■ WHAT TO PRODUCE ■
Please reproduce the data exactly, though every picture must stay out.

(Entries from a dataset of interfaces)
* * * *
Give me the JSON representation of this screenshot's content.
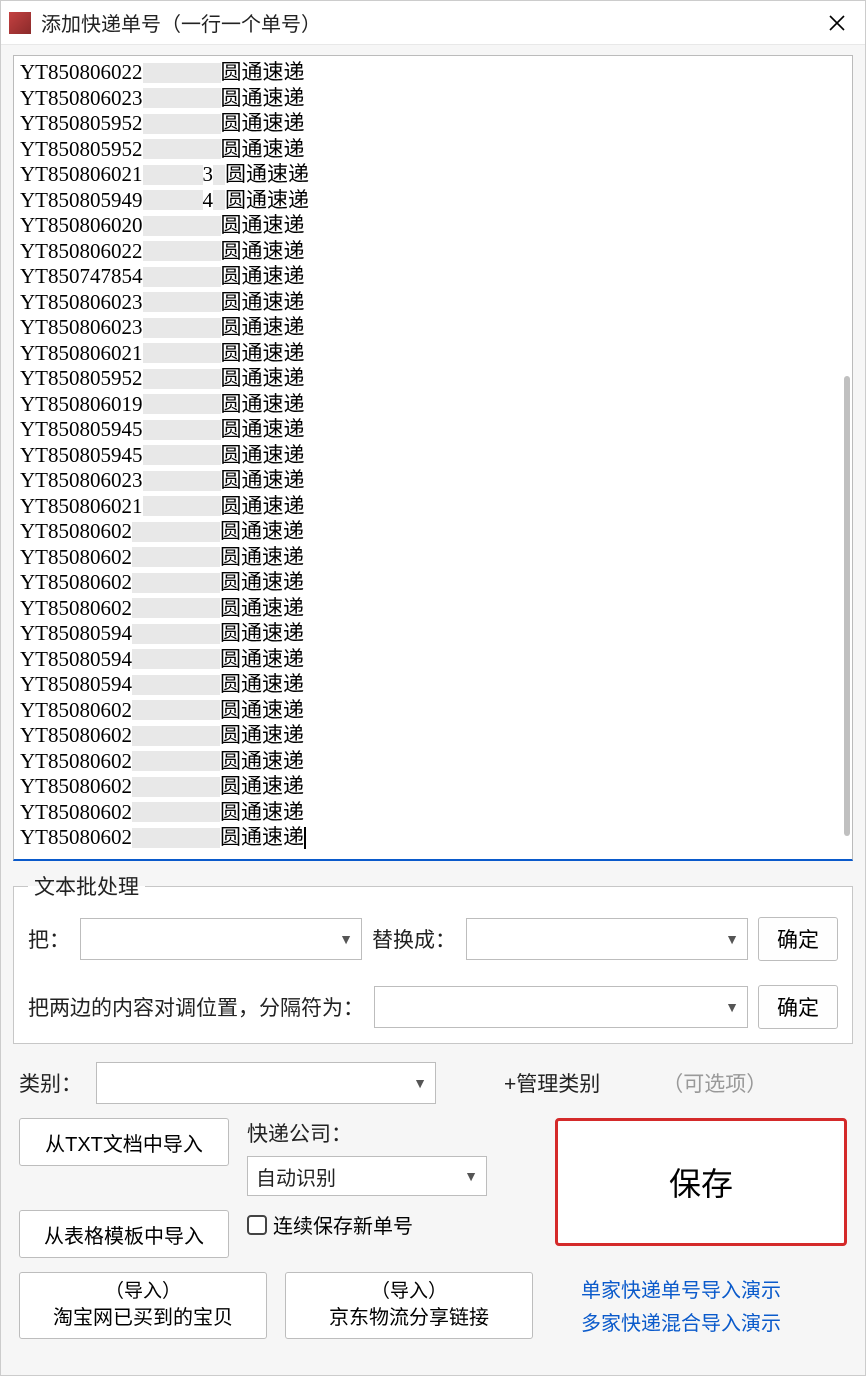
{
  "window": {
    "title": "添加快递单号（一行一个单号）"
  },
  "tracking_rows": [
    {
      "prefix": "YT850806022",
      "mid_w": 78,
      "carrier": "圆通速递"
    },
    {
      "prefix": "YT850806023",
      "mid_w": 78,
      "carrier": "圆通速递"
    },
    {
      "prefix": "YT850805952",
      "mid_w": 78,
      "carrier": "圆通速递"
    },
    {
      "prefix": "YT850805952",
      "mid_w": 78,
      "carrier": "圆通速递"
    },
    {
      "prefix": "YT850806021",
      "mid_w": 60,
      "mid_tail": "3",
      "carrier": "圆通速递"
    },
    {
      "prefix": "YT850805949",
      "mid_w": 60,
      "mid_tail": "4",
      "carrier": "圆通速递"
    },
    {
      "prefix": "YT850806020",
      "mid_w": 78,
      "carrier": "圆通速递"
    },
    {
      "prefix": "YT850806022",
      "mid_w": 78,
      "carrier": "圆通速递"
    },
    {
      "prefix": "YT850747854",
      "mid_w": 78,
      "carrier": "圆通速递"
    },
    {
      "prefix": "YT850806023",
      "mid_w": 78,
      "carrier": "圆通速递"
    },
    {
      "prefix": "YT850806023",
      "mid_w": 78,
      "carrier": "圆通速递"
    },
    {
      "prefix": "YT850806021",
      "mid_w": 78,
      "carrier": "圆通速递"
    },
    {
      "prefix": "YT850805952",
      "mid_w": 78,
      "carrier": "圆通速递"
    },
    {
      "prefix": "YT850806019",
      "mid_w": 78,
      "carrier": "圆通速递"
    },
    {
      "prefix": "YT850805945",
      "mid_w": 78,
      "carrier": "圆通速递"
    },
    {
      "prefix": "YT850805945",
      "mid_w": 78,
      "carrier": "圆通速递"
    },
    {
      "prefix": "YT850806023",
      "mid_w": 78,
      "carrier": "圆通速递"
    },
    {
      "prefix": "YT850806021",
      "mid_w": 78,
      "carrier": "圆通速递"
    },
    {
      "prefix": "YT85080602",
      "mid_w": 88,
      "carrier": "圆通速递"
    },
    {
      "prefix": "YT85080602",
      "mid_w": 88,
      "carrier": "圆通速递"
    },
    {
      "prefix": "YT85080602",
      "mid_w": 88,
      "carrier": "圆通速递"
    },
    {
      "prefix": "YT85080602",
      "mid_w": 88,
      "carrier": "圆通速递"
    },
    {
      "prefix": "YT85080594",
      "mid_w": 88,
      "carrier": "圆通速递"
    },
    {
      "prefix": "YT85080594",
      "mid_w": 88,
      "carrier": "圆通速递"
    },
    {
      "prefix": "YT85080594",
      "mid_w": 88,
      "carrier": "圆通速递"
    },
    {
      "prefix": "YT85080602",
      "mid_w": 88,
      "carrier": "圆通速递"
    },
    {
      "prefix": "YT85080602",
      "mid_w": 88,
      "carrier": "圆通速递"
    },
    {
      "prefix": "YT85080602",
      "mid_w": 88,
      "carrier": "圆通速递"
    },
    {
      "prefix": "YT85080602",
      "mid_w": 88,
      "carrier": "圆通速递"
    },
    {
      "prefix": "YT85080602",
      "mid_w": 88,
      "carrier": "圆通速递"
    },
    {
      "prefix": "YT85080602",
      "mid_w": 88,
      "carrier": "圆通速递",
      "caret": true
    }
  ],
  "batch": {
    "legend": "文本批处理",
    "replace_from_label": "把：",
    "replace_to_label": "替换成：",
    "confirm_label": "确定",
    "swap_label": "把两边的内容对调位置，分隔符为：",
    "confirm_label2": "确定"
  },
  "category": {
    "label": "类别：",
    "manage_label": "+管理类别",
    "optional_hint": "（可选项）"
  },
  "import": {
    "from_txt": "从TXT文档中导入",
    "from_template": "从表格模板中导入"
  },
  "courier": {
    "label": "快递公司：",
    "selected": "自动识别",
    "continuous_save": "连续保存新单号"
  },
  "save_label": "保存",
  "bottom_imports": {
    "taobao_top": "（导入）",
    "taobao_bottom": "淘宝网已买到的宝贝",
    "jd_top": "（导入）",
    "jd_bottom": "京东物流分享链接"
  },
  "demos": {
    "single": "单家快递单号导入演示",
    "multi": "多家快递混合导入演示"
  }
}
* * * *
■ SOLUTION TO THIS PROBLEM ■
Give me the JSON representation of this screenshot's content.
{
  "window": {
    "title": "添加快递单号（一行一个单号）"
  },
  "tracking_rows": [
    {
      "prefix": "YT850806022",
      "mid_w": 78,
      "carrier": "圆通速递"
    },
    {
      "prefix": "YT850806023",
      "mid_w": 78,
      "carrier": "圆通速递"
    },
    {
      "prefix": "YT850805952",
      "mid_w": 78,
      "carrier": "圆通速递"
    },
    {
      "prefix": "YT850805952",
      "mid_w": 78,
      "carrier": "圆通速递"
    },
    {
      "prefix": "YT850806021",
      "mid_w": 60,
      "mid_tail": "3",
      "carrier": "圆通速递"
    },
    {
      "prefix": "YT850805949",
      "mid_w": 60,
      "mid_tail": "4",
      "carrier": "圆通速递"
    },
    {
      "prefix": "YT850806020",
      "mid_w": 78,
      "carrier": "圆通速递"
    },
    {
      "prefix": "YT850806022",
      "mid_w": 78,
      "carrier": "圆通速递"
    },
    {
      "prefix": "YT850747854",
      "mid_w": 78,
      "carrier": "圆通速递"
    },
    {
      "prefix": "YT850806023",
      "mid_w": 78,
      "carrier": "圆通速递"
    },
    {
      "prefix": "YT850806023",
      "mid_w": 78,
      "carrier": "圆通速递"
    },
    {
      "prefix": "YT850806021",
      "mid_w": 78,
      "carrier": "圆通速递"
    },
    {
      "prefix": "YT850805952",
      "mid_w": 78,
      "carrier": "圆通速递"
    },
    {
      "prefix": "YT850806019",
      "mid_w": 78,
      "carrier": "圆通速递"
    },
    {
      "prefix": "YT850805945",
      "mid_w": 78,
      "carrier": "圆通速递"
    },
    {
      "prefix": "YT850805945",
      "mid_w": 78,
      "carrier": "圆通速递"
    },
    {
      "prefix": "YT850806023",
      "mid_w": 78,
      "carrier": "圆通速递"
    },
    {
      "prefix": "YT850806021",
      "mid_w": 78,
      "carrier": "圆通速递"
    },
    {
      "prefix": "YT85080602",
      "mid_w": 88,
      "carrier": "圆通速递"
    },
    {
      "prefix": "YT85080602",
      "mid_w": 88,
      "carrier": "圆通速递"
    },
    {
      "prefix": "YT85080602",
      "mid_w": 88,
      "carrier": "圆通速递"
    },
    {
      "prefix": "YT85080602",
      "mid_w": 88,
      "carrier": "圆通速递"
    },
    {
      "prefix": "YT85080594",
      "mid_w": 88,
      "carrier": "圆通速递"
    },
    {
      "prefix": "YT85080594",
      "mid_w": 88,
      "carrier": "圆通速递"
    },
    {
      "prefix": "YT85080594",
      "mid_w": 88,
      "carrier": "圆通速递"
    },
    {
      "prefix": "YT85080602",
      "mid_w": 88,
      "carrier": "圆通速递"
    },
    {
      "prefix": "YT85080602",
      "mid_w": 88,
      "carrier": "圆通速递"
    },
    {
      "prefix": "YT85080602",
      "mid_w": 88,
      "carrier": "圆通速递"
    },
    {
      "prefix": "YT85080602",
      "mid_w": 88,
      "carrier": "圆通速递"
    },
    {
      "prefix": "YT85080602",
      "mid_w": 88,
      "carrier": "圆通速递"
    },
    {
      "prefix": "YT85080602",
      "mid_w": 88,
      "carrier": "圆通速递",
      "caret": true
    }
  ],
  "batch": {
    "legend": "文本批处理",
    "replace_from_label": "把：",
    "replace_to_label": "替换成：",
    "confirm_label": "确定",
    "swap_label": "把两边的内容对调位置，分隔符为：",
    "confirm_label2": "确定"
  },
  "category": {
    "label": "类别：",
    "manage_label": "+管理类别",
    "optional_hint": "（可选项）"
  },
  "import": {
    "from_txt": "从TXT文档中导入",
    "from_template": "从表格模板中导入"
  },
  "courier": {
    "label": "快递公司：",
    "selected": "自动识别",
    "continuous_save": "连续保存新单号"
  },
  "save_label": "保存",
  "bottom_imports": {
    "taobao_top": "（导入）",
    "taobao_bottom": "淘宝网已买到的宝贝",
    "jd_top": "（导入）",
    "jd_bottom": "京东物流分享链接"
  },
  "demos": {
    "single": "单家快递单号导入演示",
    "multi": "多家快递混合导入演示"
  }
}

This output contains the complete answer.